By Dr. Ruth Nemzoff, with Helen A. Berger, PhD, resident scholar at the Women's Studies Research Center at Brandeis University and author of A Community of Witches.
No nostalgia for us for the Mad Men workplace -- it wasn't nice and it wasn't pretty. We lived it and we know. Recently, the New York Times ran a front-page story about Trump's complicated relationship with women he worked with in both real estate and the beauty pageant business. Much of the behavior reported in that article reminds us of the bad old days -- at least for a woman, when her boss could comment on her looks, touch her inappropriately, and create a very sexualized work environment.
The article praises Trump for at least promoting women, even against his father's wishes. Sure, he promoted women: he thought they were good workers.

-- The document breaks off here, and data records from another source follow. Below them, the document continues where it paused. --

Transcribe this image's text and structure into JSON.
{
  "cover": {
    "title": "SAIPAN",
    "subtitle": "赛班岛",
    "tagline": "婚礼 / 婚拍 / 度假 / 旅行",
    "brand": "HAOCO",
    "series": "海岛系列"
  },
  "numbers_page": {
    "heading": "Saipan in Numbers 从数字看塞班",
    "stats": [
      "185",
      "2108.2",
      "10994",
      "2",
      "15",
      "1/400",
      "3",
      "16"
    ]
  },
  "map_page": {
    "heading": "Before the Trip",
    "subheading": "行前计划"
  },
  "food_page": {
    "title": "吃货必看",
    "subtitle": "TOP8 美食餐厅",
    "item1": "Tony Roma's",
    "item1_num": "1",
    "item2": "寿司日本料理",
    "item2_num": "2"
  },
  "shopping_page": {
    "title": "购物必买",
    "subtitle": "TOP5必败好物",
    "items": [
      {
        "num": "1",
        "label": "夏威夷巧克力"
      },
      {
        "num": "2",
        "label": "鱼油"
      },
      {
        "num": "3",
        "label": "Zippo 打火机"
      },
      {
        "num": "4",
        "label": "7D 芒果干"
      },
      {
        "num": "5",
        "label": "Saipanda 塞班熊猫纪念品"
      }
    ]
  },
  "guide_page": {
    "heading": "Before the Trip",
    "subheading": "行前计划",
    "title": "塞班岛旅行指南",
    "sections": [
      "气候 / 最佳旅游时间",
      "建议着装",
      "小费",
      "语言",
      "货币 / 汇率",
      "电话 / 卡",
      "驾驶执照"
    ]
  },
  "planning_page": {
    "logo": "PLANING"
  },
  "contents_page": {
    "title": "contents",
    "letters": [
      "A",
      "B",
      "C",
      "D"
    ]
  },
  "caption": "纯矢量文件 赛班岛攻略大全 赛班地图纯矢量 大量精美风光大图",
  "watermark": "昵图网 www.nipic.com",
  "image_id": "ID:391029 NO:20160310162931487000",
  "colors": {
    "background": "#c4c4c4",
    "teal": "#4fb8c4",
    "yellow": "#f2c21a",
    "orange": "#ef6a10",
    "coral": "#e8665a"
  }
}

The unasked question is, did he pay them as much as he would've had to pay a man for the same quality work? Or, was this simply yet another one of his good deals. You know, the kind where he wins and someone else pays the cost.
Republican national committee head, Reince Priebus, repeatedly wavering in his estimation of Trump's character, called the stories ''planted'' and suggested that critics are unfit to judge the presumptive GOP nominee.
''As Christians, judging each other, I think, is problematic,'' he said on ABC's This Week."It's when people live in glass houses and throw stones that people get in trouble. ... It's not necessarily that people make mistakes or have regrets or seek forgiveness. It's whether or not the person launching the charge is authentic in their own life and can actually be pure enough to make such a charge.''
So does Priebus, or the rest of us, think that Trump is "pure enough" to throw stones? Because that is what he is doing to Hillary, for something that her husband did in the 1990s. Trump himself, when called on his behavior in the 1990s, said it was too long ago to be of importance. How is it that he gets away with this? Why is he comfortable with the double standard? And why do we let him get away with it?
More importantly, why are we so willing to permit women blaming. Donald Trump wants to frame Hillary Clinton as an enabler -- the person responsible for what her husband did. It's an interesting strategy, particularly by a man who dated his second wife while still married to his first, and has been quite open about the sheer number of women he has slept with. Why should Hillary be called into account for what her husband did, particularly by a man who not only had affairs, but was -- if these reports are correct -- sexually inappropriate? When does the psychology of enabling become a tool to move the responsibility from the perpetrator to other women in his life?
Teflon Trump will probably get away with this, after all he's feeling lots of people's sexual fantasies. And sex sells. And his promise to 'Make America Great Again' is an implied promise to return us to the 1950s, the Mad Men era, when economic distribution was less skewed toward the top 1% , but which wasn't so great for minorities or women. Nothing Trump tells us he is going to do will reinstate the relative well-being for the American working class -- particularly white working class -- of the post WWII era but he is clearly signaling that he will return us to an era of secretaries with little hope for promotion unless they put up with their boss's sexual aggressions.
If nothing else, Trump is a great salesman. He is also very good at deflecting our attention from what he is doing, has done, or doesn't know. Instead of talking policy he talks dirt. We saw in the GOP primary that he dragged his opponents into the gutter with him. They began talking penis size instead of policy. Is the presidential election really about selling sex or is it about governing the country and our place in the world? Only we can decide if we will continue to be seduced by Trump's latest escapades. Let's demand real analysis in our news broadcasts.